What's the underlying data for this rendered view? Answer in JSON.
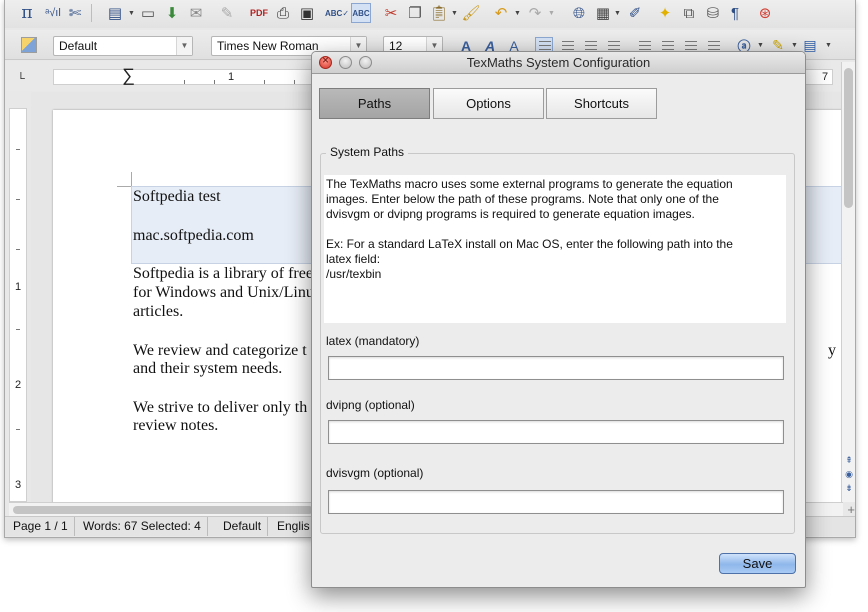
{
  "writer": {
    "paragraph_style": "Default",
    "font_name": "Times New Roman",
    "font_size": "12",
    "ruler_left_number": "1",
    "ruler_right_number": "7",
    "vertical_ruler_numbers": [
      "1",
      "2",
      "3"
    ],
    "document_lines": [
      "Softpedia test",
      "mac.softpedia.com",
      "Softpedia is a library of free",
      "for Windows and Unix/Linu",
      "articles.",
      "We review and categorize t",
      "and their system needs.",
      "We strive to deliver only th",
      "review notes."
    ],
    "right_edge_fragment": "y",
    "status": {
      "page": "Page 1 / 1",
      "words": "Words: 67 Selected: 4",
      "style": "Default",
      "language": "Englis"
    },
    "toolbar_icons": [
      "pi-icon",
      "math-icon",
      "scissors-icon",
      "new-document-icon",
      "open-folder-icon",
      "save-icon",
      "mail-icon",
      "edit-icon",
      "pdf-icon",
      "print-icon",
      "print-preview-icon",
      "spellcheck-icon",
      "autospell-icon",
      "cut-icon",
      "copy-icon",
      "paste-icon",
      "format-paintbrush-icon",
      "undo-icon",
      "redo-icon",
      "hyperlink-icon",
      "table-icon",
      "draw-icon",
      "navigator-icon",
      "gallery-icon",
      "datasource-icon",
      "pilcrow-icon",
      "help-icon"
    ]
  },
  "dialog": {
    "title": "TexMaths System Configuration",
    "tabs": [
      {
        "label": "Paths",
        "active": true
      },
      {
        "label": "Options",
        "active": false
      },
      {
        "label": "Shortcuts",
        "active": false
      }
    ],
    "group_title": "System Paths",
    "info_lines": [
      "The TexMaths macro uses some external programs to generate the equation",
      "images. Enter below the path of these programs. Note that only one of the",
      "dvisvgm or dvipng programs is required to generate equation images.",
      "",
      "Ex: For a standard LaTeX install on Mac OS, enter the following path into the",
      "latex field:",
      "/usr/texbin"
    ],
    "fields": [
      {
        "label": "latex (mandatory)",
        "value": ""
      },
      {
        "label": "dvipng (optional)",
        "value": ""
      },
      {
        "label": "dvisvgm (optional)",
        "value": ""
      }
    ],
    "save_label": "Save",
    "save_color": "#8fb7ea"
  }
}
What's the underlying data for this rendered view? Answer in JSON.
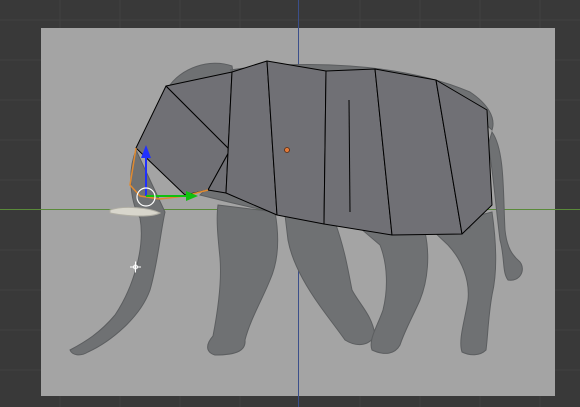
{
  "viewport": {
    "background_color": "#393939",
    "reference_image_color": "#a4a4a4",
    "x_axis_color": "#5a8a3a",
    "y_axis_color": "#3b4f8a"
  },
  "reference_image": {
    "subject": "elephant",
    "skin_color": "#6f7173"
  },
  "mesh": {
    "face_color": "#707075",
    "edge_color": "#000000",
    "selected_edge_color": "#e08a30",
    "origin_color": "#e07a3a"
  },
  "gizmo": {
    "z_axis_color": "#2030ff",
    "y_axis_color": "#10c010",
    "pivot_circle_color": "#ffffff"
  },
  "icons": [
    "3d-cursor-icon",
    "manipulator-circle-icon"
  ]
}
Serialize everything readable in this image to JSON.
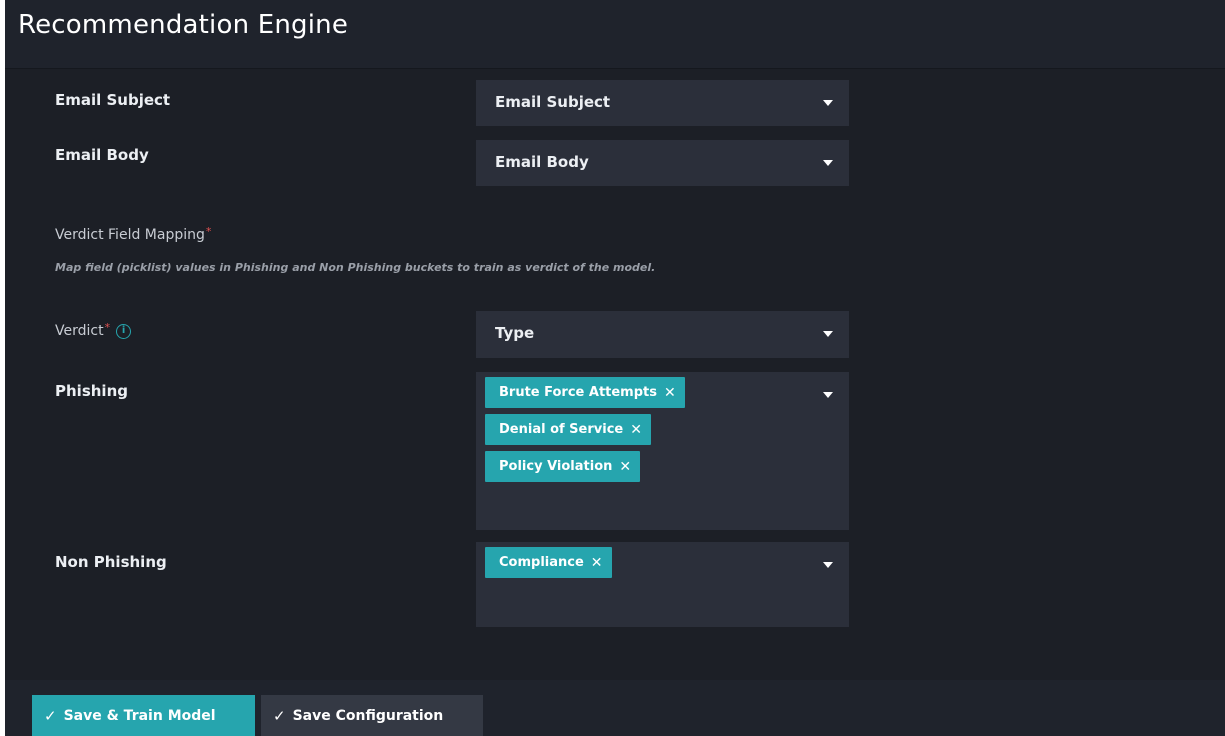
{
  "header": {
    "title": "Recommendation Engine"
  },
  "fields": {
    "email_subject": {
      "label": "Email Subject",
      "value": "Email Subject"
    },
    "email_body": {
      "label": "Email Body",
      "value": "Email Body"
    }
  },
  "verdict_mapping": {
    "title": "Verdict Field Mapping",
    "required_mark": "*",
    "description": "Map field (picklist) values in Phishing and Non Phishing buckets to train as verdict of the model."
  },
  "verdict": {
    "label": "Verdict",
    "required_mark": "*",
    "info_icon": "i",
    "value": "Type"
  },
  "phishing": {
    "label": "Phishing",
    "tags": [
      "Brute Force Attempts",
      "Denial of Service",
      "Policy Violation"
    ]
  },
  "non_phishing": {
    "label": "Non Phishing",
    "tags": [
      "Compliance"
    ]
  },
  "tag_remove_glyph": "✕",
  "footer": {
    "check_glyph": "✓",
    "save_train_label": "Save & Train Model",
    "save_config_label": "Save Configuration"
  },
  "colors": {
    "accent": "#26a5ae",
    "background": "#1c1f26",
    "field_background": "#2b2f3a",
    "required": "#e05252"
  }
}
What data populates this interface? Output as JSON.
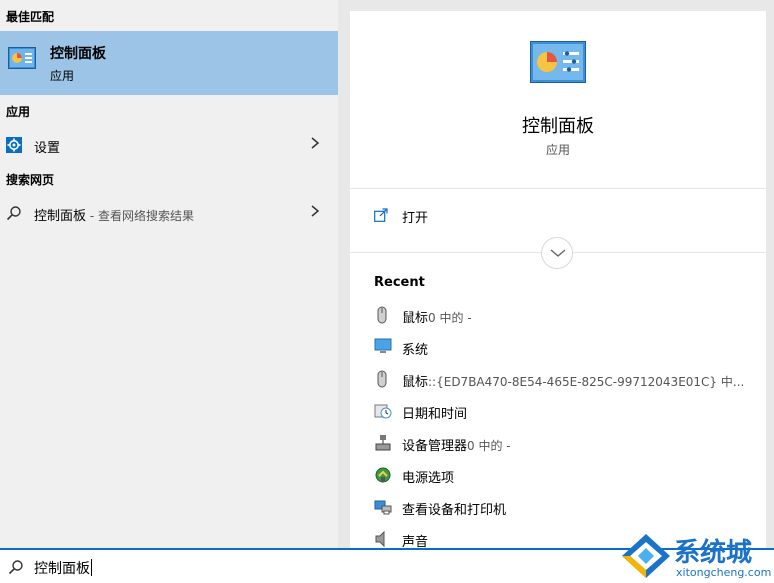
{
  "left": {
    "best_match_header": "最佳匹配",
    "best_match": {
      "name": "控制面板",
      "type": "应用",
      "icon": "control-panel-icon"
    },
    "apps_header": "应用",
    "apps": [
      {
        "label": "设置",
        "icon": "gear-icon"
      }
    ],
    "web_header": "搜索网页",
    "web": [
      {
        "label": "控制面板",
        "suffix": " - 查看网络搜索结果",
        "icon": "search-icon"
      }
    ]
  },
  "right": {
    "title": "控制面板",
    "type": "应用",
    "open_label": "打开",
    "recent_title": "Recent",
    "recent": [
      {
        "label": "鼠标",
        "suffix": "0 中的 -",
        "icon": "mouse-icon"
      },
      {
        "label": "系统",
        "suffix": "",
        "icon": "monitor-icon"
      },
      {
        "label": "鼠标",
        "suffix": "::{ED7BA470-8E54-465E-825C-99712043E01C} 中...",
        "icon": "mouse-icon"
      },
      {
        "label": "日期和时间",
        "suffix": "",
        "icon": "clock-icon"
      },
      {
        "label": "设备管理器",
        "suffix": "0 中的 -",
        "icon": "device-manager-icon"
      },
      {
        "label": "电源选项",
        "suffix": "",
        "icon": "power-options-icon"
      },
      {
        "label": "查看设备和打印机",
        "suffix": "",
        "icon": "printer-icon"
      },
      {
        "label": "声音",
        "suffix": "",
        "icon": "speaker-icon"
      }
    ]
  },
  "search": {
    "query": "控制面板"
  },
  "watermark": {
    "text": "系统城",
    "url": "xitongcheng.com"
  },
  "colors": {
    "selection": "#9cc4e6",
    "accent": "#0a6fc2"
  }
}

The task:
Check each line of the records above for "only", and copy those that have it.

Task solution:
      "We strive to deliver only th",
      "images. Enter below the path of these programs. Note that only one of the",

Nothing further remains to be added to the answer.